NOTE: This event has been canceled.
The University of Pittsburgh at Greensburg will host its 24th annual Children’s Literature Conference on Friday, May 1. Two award-winning young-adult (YA) authors are the keynote speakers for the day: two-time Coretta Scott King Award recipient and author Sharon G. Flake and two-time Michael Printz Award-winning author A.S. King.
Early bird registration at $70 per person is available through March 31. After that date, the cost increases to $80 per person. Special discounted rates are also available for retirees ($60) and full-time college students ($30). ACT 48 and ACT 37 educational credits are available with attendance.
The Children’s Literature Conference will be held in Pitt-Greensburg’s Smith Hall. It opens with registration at 7:45 a.m. A continental breakfast and a hot buffet lunch are included with the ticket. Books will be available for sale throughout the event, which closes with a book signing at 3:30 p.m.
Two breakout sessions featuring four options each complete the day’s schedule, which is available here.
“Our conference serves educators and librarians, allowing them to learn about various aspects of children’s literature and how to better incorporate it into their classrooms and libraries,” said Renee Kiner, public services librarian at Pitt-Greensburg’s Millstein Library. “The conference also gives them an opportunity to interact with their peers to discover what they are using in their classrooms and libraries that work for them.”
New this year is a scholarship for those who want to attend the conference but are unable to get reimbursed from their employer. Applications for the scholarship will be accepted through March 15, 2020. Kiner explained, “We want to share our love of children’s literature with as many librarians and educators as possible. We also know that, each year, travel funds and allocations to attend conferences continue to dwindle.”
A University of Pittsburgh alumna, Flake is the author of 10 books in print with two more on the way. She writes about children who are likely viewed as least valued, loved, and appreciated—black, urban youths—whose stories are told in a voice that is compelling, authentic, and truthful.
Her work has been recognized by an array of awards and recommendations including the Coretta Scott King Honor Award, the Kirkus Review Top Ten Book of the Year, the YWCA Racial Justice Award, the Detroit Public Library Outstanding Book of the Year Award, Chicago Public Library Best of the Best, American Library Association Best Books for Young Young Adult Readers, New York Public Library Top Ten Books for the Teen Age, Top Twenty Recommended Books to Read by the Texas Library Association, the Junior Library Guide Selection, 100 Books Every Teenage Girl Should Read, IRA Notable Book For A Global Society, as well as being an NCAACP Image Award Nominee.
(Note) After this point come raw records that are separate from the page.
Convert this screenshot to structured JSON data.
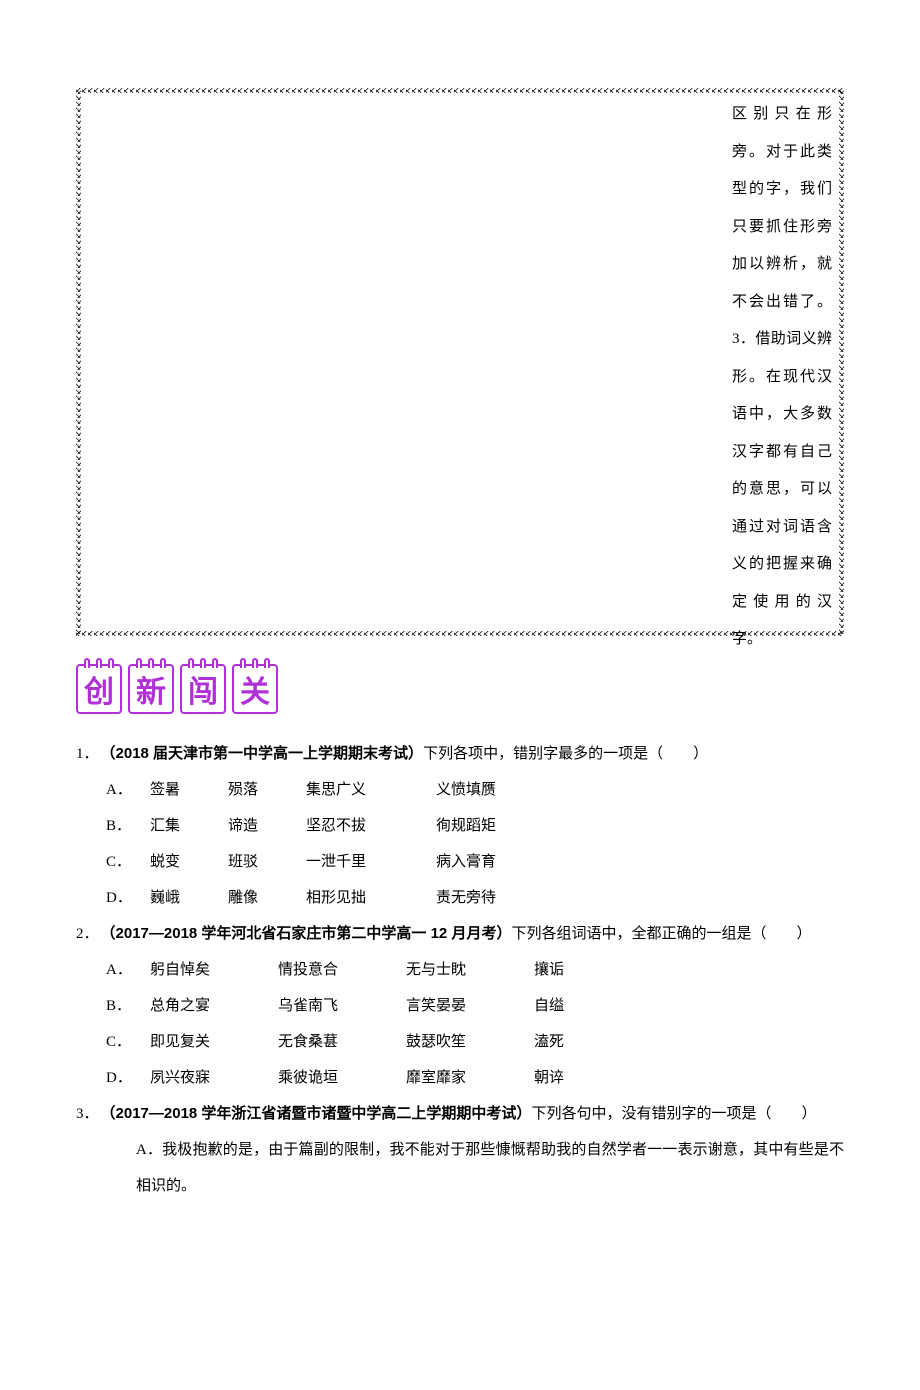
{
  "sidebar_note": "区别只在形旁。对于此类型的字，我们只要抓住形旁加以辨析，就不会出错了。3．借助词义辨形。在现代汉语中，大多数汉字都有自己的意思，可以通过对词语含义的把握来确定使用的汉字。",
  "heading": [
    "创",
    "新",
    "闯",
    "关"
  ],
  "q1": {
    "num": "1．",
    "source": "（2018 届天津市第一中学高一上学期期末考试）",
    "stem": "下列各项中，错别字最多的一项是（　　）",
    "opts": [
      {
        "l": "A．",
        "w": [
          "签暑",
          "殒落",
          "集思广义",
          "义愤填赝"
        ]
      },
      {
        "l": "B．",
        "w": [
          "汇集",
          "谛造",
          "坚忍不拔",
          "徇规蹈矩"
        ]
      },
      {
        "l": "C．",
        "w": [
          "蜕变",
          "班驳",
          "一泄千里",
          "病入膏育"
        ]
      },
      {
        "l": "D．",
        "w": [
          "巍峨",
          "雕像",
          "相形见拙",
          "责无旁待"
        ]
      }
    ]
  },
  "q2": {
    "num": "2．",
    "source": "（2017—2018 学年河北省石家庄市第二中学高一 12 月月考）",
    "stem": "下列各组词语中，全都正确的一组是（　　）",
    "opts": [
      {
        "l": "A．",
        "w": [
          "躬自悼矣",
          "情投意合",
          "无与士眈",
          "攘诟"
        ]
      },
      {
        "l": "B．",
        "w": [
          "总角之宴",
          "乌雀南飞",
          "言笑晏晏",
          "自缢"
        ]
      },
      {
        "l": "C．",
        "w": [
          "即见复关",
          "无食桑葚",
          "鼓瑟吹笙",
          "溘死"
        ]
      },
      {
        "l": "D．",
        "w": [
          "夙兴夜寐",
          "乘彼诡垣",
          "靡室靡家",
          "朝谇"
        ]
      }
    ]
  },
  "q3": {
    "num": "3．",
    "source": "（2017—2018 学年浙江省诸暨市诸暨中学高二上学期期中考试）",
    "stem": "下列各句中，没有错别字的一项是（　　）",
    "optA_label": "A．",
    "optA_text": "我极抱歉的是，由于篇副的限制，我不能对于那些慷慨帮助我的自然学者一一表示谢意，其中有些是不相识的。"
  }
}
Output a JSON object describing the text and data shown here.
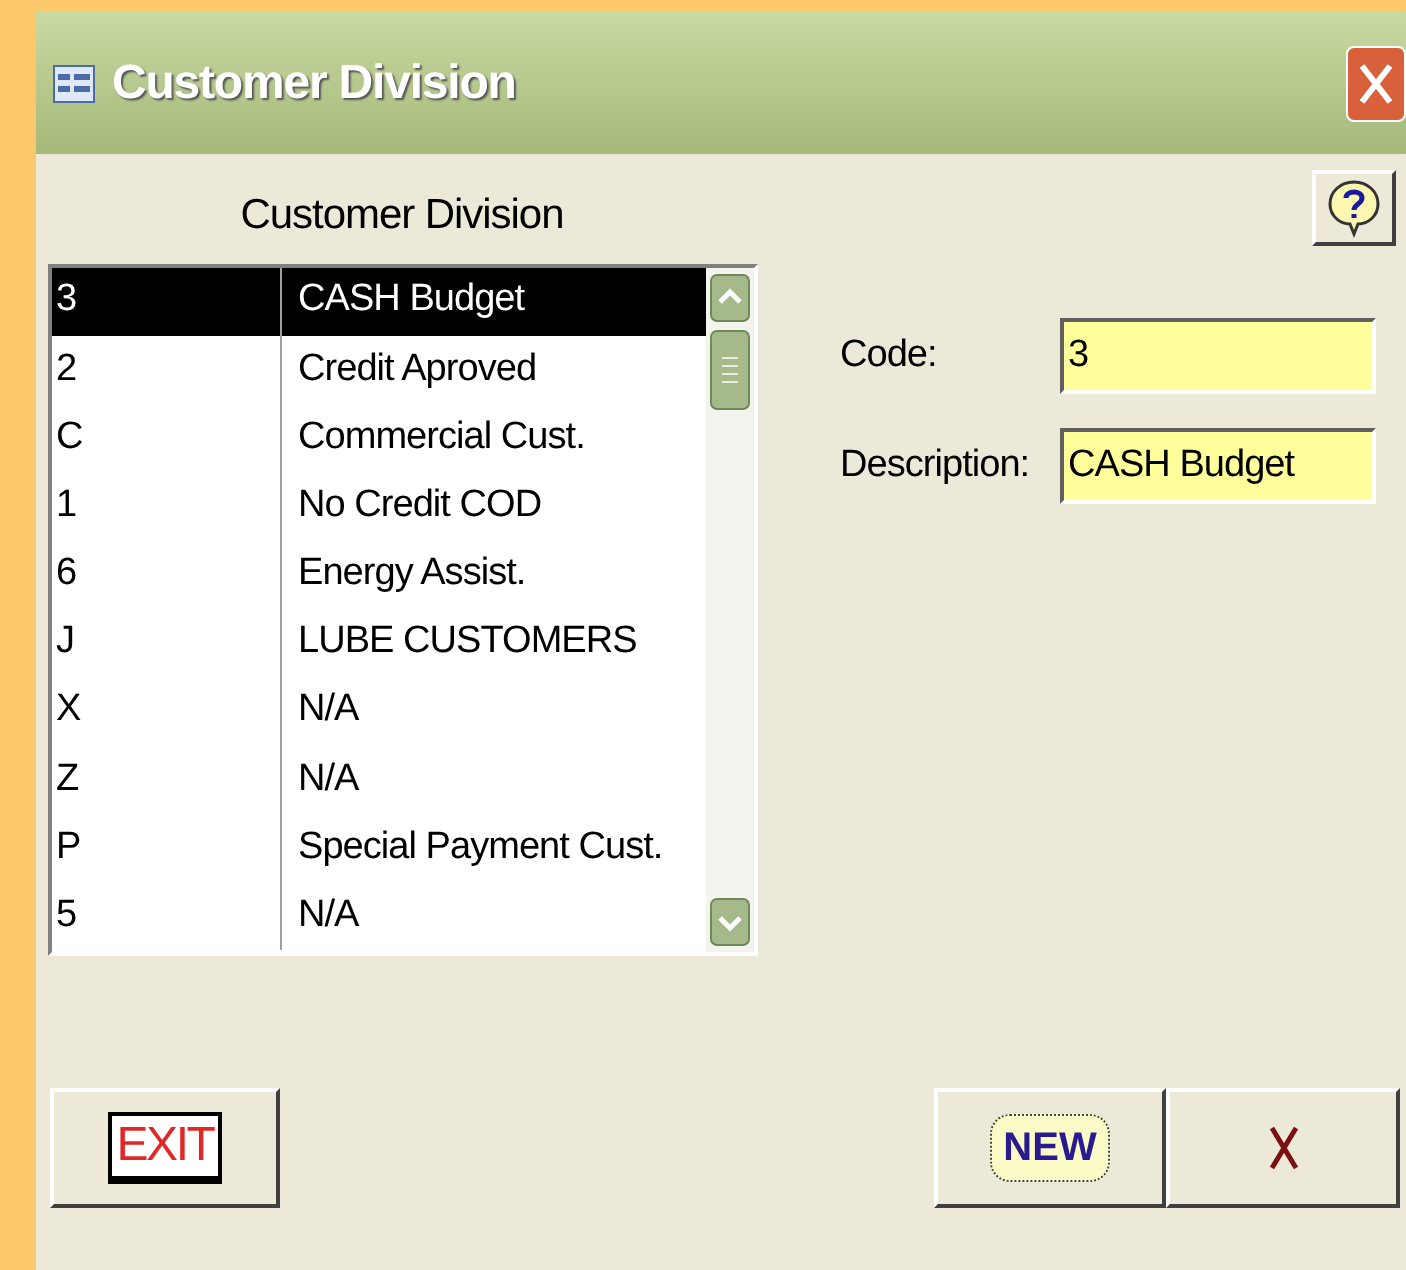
{
  "window": {
    "title": "Customer Division"
  },
  "list": {
    "heading": "Customer Division",
    "rows": [
      {
        "code": "3",
        "description": "CASH Budget",
        "selected": true
      },
      {
        "code": "2",
        "description": "Credit Aproved",
        "selected": false
      },
      {
        "code": "C",
        "description": "Commercial Cust.",
        "selected": false
      },
      {
        "code": "1",
        "description": "No Credit COD",
        "selected": false
      },
      {
        "code": "6",
        "description": "Energy Assist.",
        "selected": false
      },
      {
        "code": "J",
        "description": "LUBE CUSTOMERS",
        "selected": false
      },
      {
        "code": "X",
        "description": "N/A",
        "selected": false
      },
      {
        "code": "Z",
        "description": "N/A",
        "selected": false
      },
      {
        "code": "P",
        "description": "Special Payment Cust.",
        "selected": false
      },
      {
        "code": "5",
        "description": "N/A",
        "selected": false
      }
    ]
  },
  "fields": [
    {
      "label": "Code:",
      "value": "3"
    },
    {
      "label": "Description:",
      "value": "CASH Budget"
    }
  ],
  "buttons": {
    "exit": "EXIT",
    "new": "NEW"
  }
}
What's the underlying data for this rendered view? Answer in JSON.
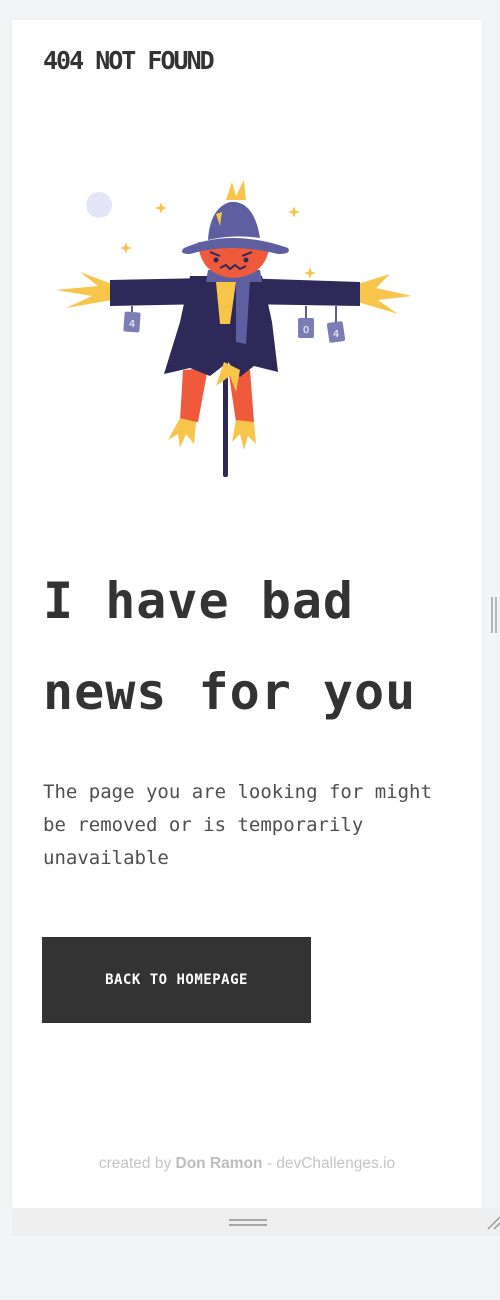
{
  "header": {
    "brand": "404 NOT FOUND"
  },
  "illustration": {
    "icon": "scarecrow-illustration-icon",
    "card_labels": [
      "4",
      "0",
      "4"
    ]
  },
  "main": {
    "headline": "I have bad news for you",
    "message": "The page you are looking for might be removed or is temporarily unavailable",
    "cta_label": "BACK TO HOMEPAGE"
  },
  "footer": {
    "prefix": "created by ",
    "author": "Don Ramon",
    "suffix": " - devChallenges.io"
  },
  "colors": {
    "text": "#333333",
    "body_text": "#4f4f4f",
    "button_bg": "#333333",
    "button_text": "#ffffff",
    "footer_text": "#c4c4c4",
    "hat": "#5d5fa0",
    "coat": "#2d2a59",
    "straw": "#f8c54b",
    "face": "#ee5a3b"
  }
}
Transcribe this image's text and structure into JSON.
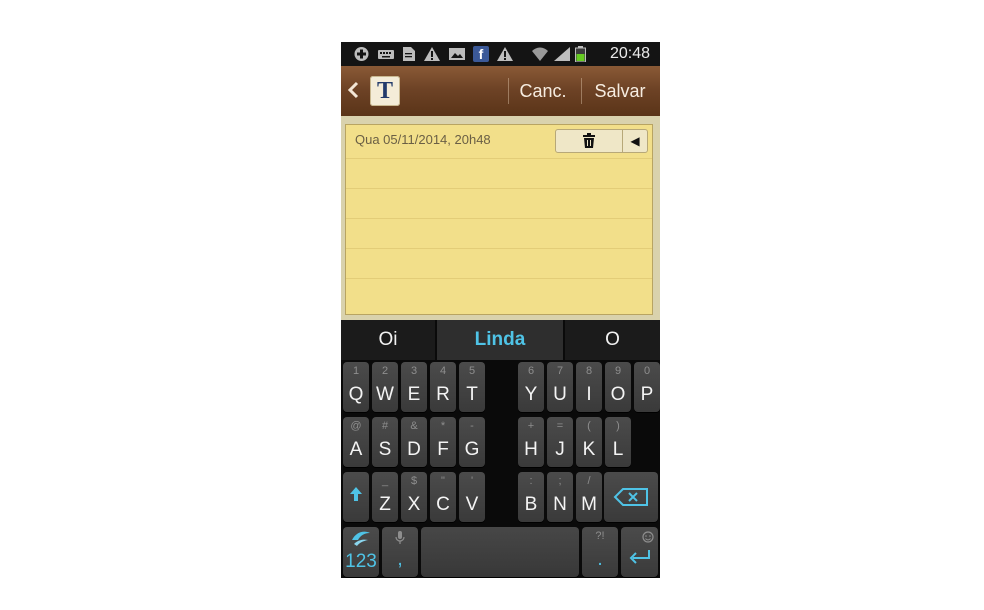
{
  "status_bar": {
    "icons": [
      "plus-icon",
      "keyboard-icon",
      "document-icon",
      "warning-icon",
      "image-icon",
      "facebook-icon",
      "warning-icon",
      "wifi-icon",
      "signal-icon",
      "battery-icon"
    ],
    "facebook_glyph": "f",
    "time": "20:48"
  },
  "action_bar": {
    "logo_letter": "T",
    "cancel_label": "Canc.",
    "save_label": "Salvar"
  },
  "note": {
    "date": "Qua 05/11/2014, 20h48"
  },
  "keyboard": {
    "suggestions": [
      "Oi",
      "Linda",
      "O"
    ],
    "accent_color": "#4fc3e6",
    "rows": [
      {
        "left": [
          {
            "l": "Q",
            "a": "1"
          },
          {
            "l": "W",
            "a": "2"
          },
          {
            "l": "E",
            "a": "3"
          },
          {
            "l": "R",
            "a": "4"
          },
          {
            "l": "T",
            "a": "5"
          }
        ],
        "right": [
          {
            "l": "Y",
            "a": "6"
          },
          {
            "l": "U",
            "a": "7"
          },
          {
            "l": "I",
            "a": "8"
          },
          {
            "l": "O",
            "a": "9"
          },
          {
            "l": "P",
            "a": "0"
          }
        ]
      },
      {
        "left": [
          {
            "l": "A",
            "a": "@"
          },
          {
            "l": "S",
            "a": "#"
          },
          {
            "l": "D",
            "a": "&"
          },
          {
            "l": "F",
            "a": "*"
          },
          {
            "l": "G",
            "a": "-"
          }
        ],
        "right": [
          {
            "l": "H",
            "a": "+"
          },
          {
            "l": "J",
            "a": "="
          },
          {
            "l": "K",
            "a": "("
          },
          {
            "l": "L",
            "a": ")"
          }
        ]
      },
      {
        "left": [
          {
            "l": "Z",
            "a": "_"
          },
          {
            "l": "X",
            "a": "$"
          },
          {
            "l": "C",
            "a": "\""
          },
          {
            "l": "V",
            "a": "'"
          }
        ],
        "right": [
          {
            "l": "B",
            "a": ":"
          },
          {
            "l": "N",
            "a": ";"
          },
          {
            "l": "M",
            "a": "/"
          }
        ]
      }
    ],
    "numbers_label": "123",
    "comma_label": ",",
    "period_label": ".",
    "period_alt": "?!"
  }
}
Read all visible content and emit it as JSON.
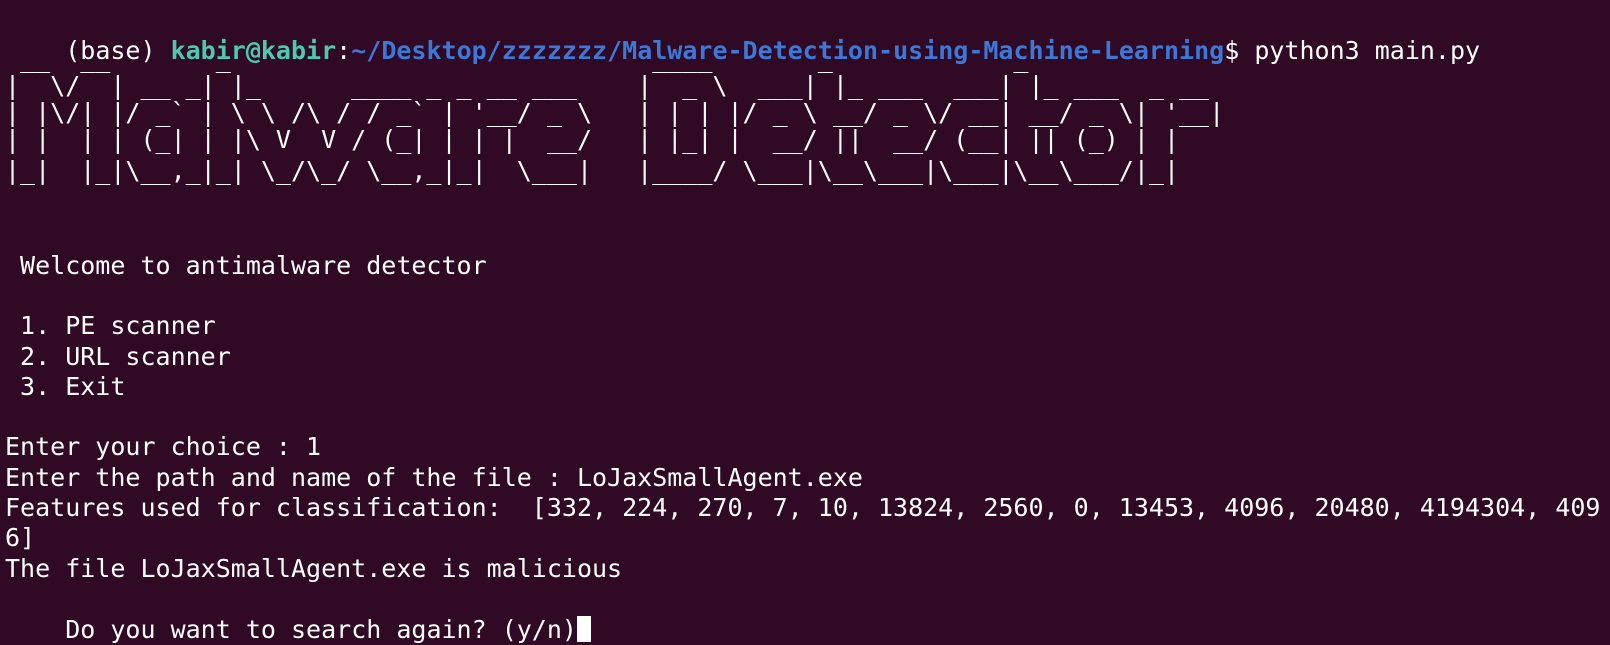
{
  "prompt": {
    "env": "(base) ",
    "user_host": "kabir@kabir",
    "colon": ":",
    "path": "~/Desktop/zzzzzzz/Malware-Detection-using-Machine-Learning",
    "symbol": "$ ",
    "command": "python3 main.py"
  },
  "banner": [
    " __  __       _                            ____       _            _",
    "|  \\/  | __ _| |_      ____ _ _ __ ___    |  _ \\  ___| |_ ___  ___| |_ ___  _ __",
    "| |\\/| |/ _` | \\ \\ /\\ / / _` | '__/ _ \\   | | | |/ _ \\ __/ _ \\/ __| __/ _ \\| '__|",
    "| |  | | (_| | |\\ V  V / (_| | | |  __/   | |_| |  __/ ||  __/ (__| || (_) | |",
    "|_|  |_|\\__,_|_| \\_/\\_/ \\__,_|_|  \\___|   |____/ \\___|\\__\\___|\\___|\\__\\___/|_|"
  ],
  "menu": {
    "welcome": " Welcome to antimalware detector",
    "option1": " 1. PE scanner",
    "option2": " 2. URL scanner",
    "option3": " 3. Exit"
  },
  "session": {
    "choice": "Enter your choice : 1",
    "path_prompt": "Enter the path and name of the file : LoJaxSmallAgent.exe",
    "features_line1": "Features used for classification:  [332, 224, 270, 7, 10, 13824, 2560, 0, 13453, 4096, 20480, 4194304, 409",
    "features_line2": "6]",
    "result": "The file LoJaxSmallAgent.exe is malicious",
    "again_prompt": "Do you want to search again? (y/n)"
  },
  "colors": {
    "background": "#300a24",
    "text": "#ffffff",
    "user_host": "#4ec9b0",
    "path": "#3c78d8"
  }
}
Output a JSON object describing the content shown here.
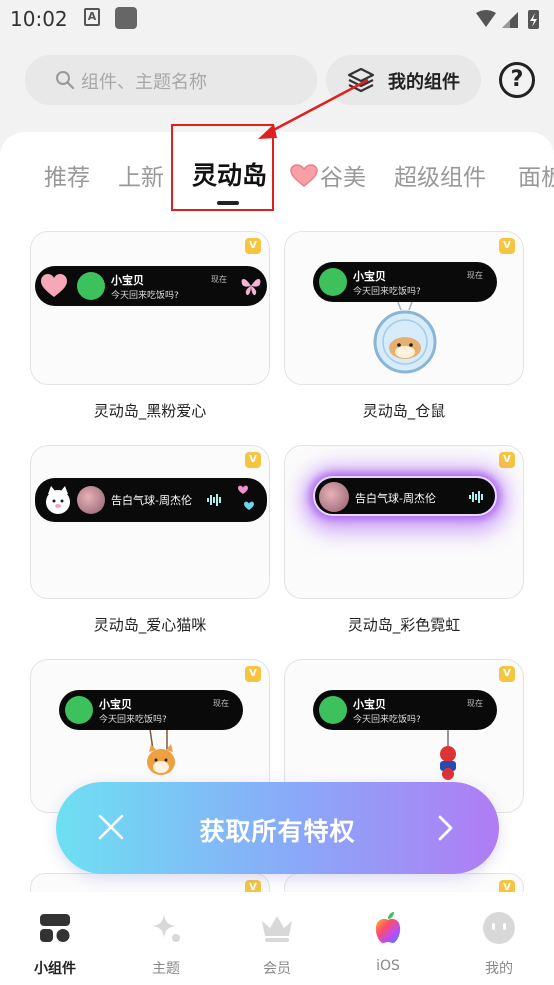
{
  "status_bar": {
    "time": "10:02",
    "a_label": "A"
  },
  "search": {
    "placeholder": "组件、主题名称"
  },
  "header": {
    "my_widgets_label": "我的组件",
    "help_label": "?"
  },
  "tabs": [
    {
      "label": "推荐"
    },
    {
      "label": "上新"
    },
    {
      "label": "灵动岛",
      "active": true
    },
    {
      "label": "谷美",
      "icon": "heart-icon"
    },
    {
      "label": "超级组件"
    },
    {
      "label": "面板"
    }
  ],
  "cards": [
    {
      "title": "灵动岛_黑粉爱心",
      "island": {
        "name": "小宝贝",
        "message": "今天回来吃饭吗?",
        "time": "现在"
      }
    },
    {
      "title": "灵动岛_仓鼠",
      "island": {
        "name": "小宝贝",
        "message": "今天回来吃饭吗?",
        "time": "现在"
      }
    },
    {
      "title": "灵动岛_爱心猫咪",
      "island": {
        "song": "告白气球-周杰伦"
      }
    },
    {
      "title": "灵动岛_彩色霓虹",
      "island": {
        "song": "告白气球-周杰伦"
      }
    },
    {
      "title": "",
      "island": {
        "name": "小宝贝",
        "message": "今天回来吃饭吗?",
        "time": "现在"
      }
    },
    {
      "title": "",
      "island": {
        "name": "小宝贝",
        "message": "今天回来吃饭吗?",
        "time": "现在"
      }
    }
  ],
  "badge": {
    "label": "V",
    "color": "#f5c542"
  },
  "cta": {
    "label": "获取所有特权"
  },
  "bottom_nav": [
    {
      "label": "小组件",
      "icon": "widgets-icon",
      "active": true
    },
    {
      "label": "主题",
      "icon": "sparkle-icon"
    },
    {
      "label": "会员",
      "icon": "crown-icon"
    },
    {
      "label": "iOS",
      "icon": "apple-icon"
    },
    {
      "label": "我的",
      "icon": "profile-icon"
    }
  ],
  "colors": {
    "accent_red": "#e02020",
    "wechat_green": "#3cc15c",
    "cta_start": "#6ee0f2",
    "cta_end": "#b07cf4"
  }
}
Flake, who lives in Pittsburgh, describes her work on her website: “I write about African-American youth. I take on tough topics and shine light onto people and places that society doesn’t always care to see.” She is probably best known for her first novel, The Skin I’m In, currently available in a 20th-anniversary edition. In the foreword and introduction to the new edition, Jason Reynolds writes, “Before incredible movements and monikers like Black Girls Rock, Black Girl Magic, and Well-Read Black Girl, there was The Skin I’m In, which is not just a book but a platform for young people—especially the Maleekas of the world—to stand on. Chin up, shoulders back, voices lifted, beaming.”
Flake’s list of books in print also includes Unstoppable Octobia May, Bang, Begging for Change, Who Am I Without Him (a Coretta Scott King award winner), Money Hungry (a Coretta Scott King award winner), You Don’t Even Know Me, and Pinned. Her work is also part of two anthologies, Fresh Ink and We Rise, We Resist, We Raise Our Voices.
Described as “one of the best YA writers working today” by the New York Times Book Review, A.S. King is the author of multiple highly-acclaimed young adult (YA) novels. Most recently (January 27, 2020), King’s novel Dig (2019) was awarded the 2020 Michael Prinz Award. Her other award-winning novels include the 2012 Los Angeles Times Book Prize winner Ask the Passengers (2012) and the 2011 Michael L. Printz Honor Book Please Ignore Vera Dietz. Her other YA novels include Still Life with Tornado (2016), I Crawl Through It (2015), Glory O’Brien’s History of the Future (2014), Reality Boy (2013), Everybody Sees the Ants (2011).
Her work often includes magical realism and unconventional structures, often making it hard to categorize her work. King also writes Middle-Grade fiction as Amy Sarig King. Those books include The Year We Fell From Space (2019) and Me and Marvin Gardens (2017).
King is a faculty member of the Writing for Children and Young Adults MFA program at Vermont College of Fine Arts and spends many months of the year traveling the country speaking to high school and university students, educators, and humans who care about the mental health of young people. After more than a decade living self-sufficiently and teaching literacy to adults in Ireland, she now lives in Pennsylvania.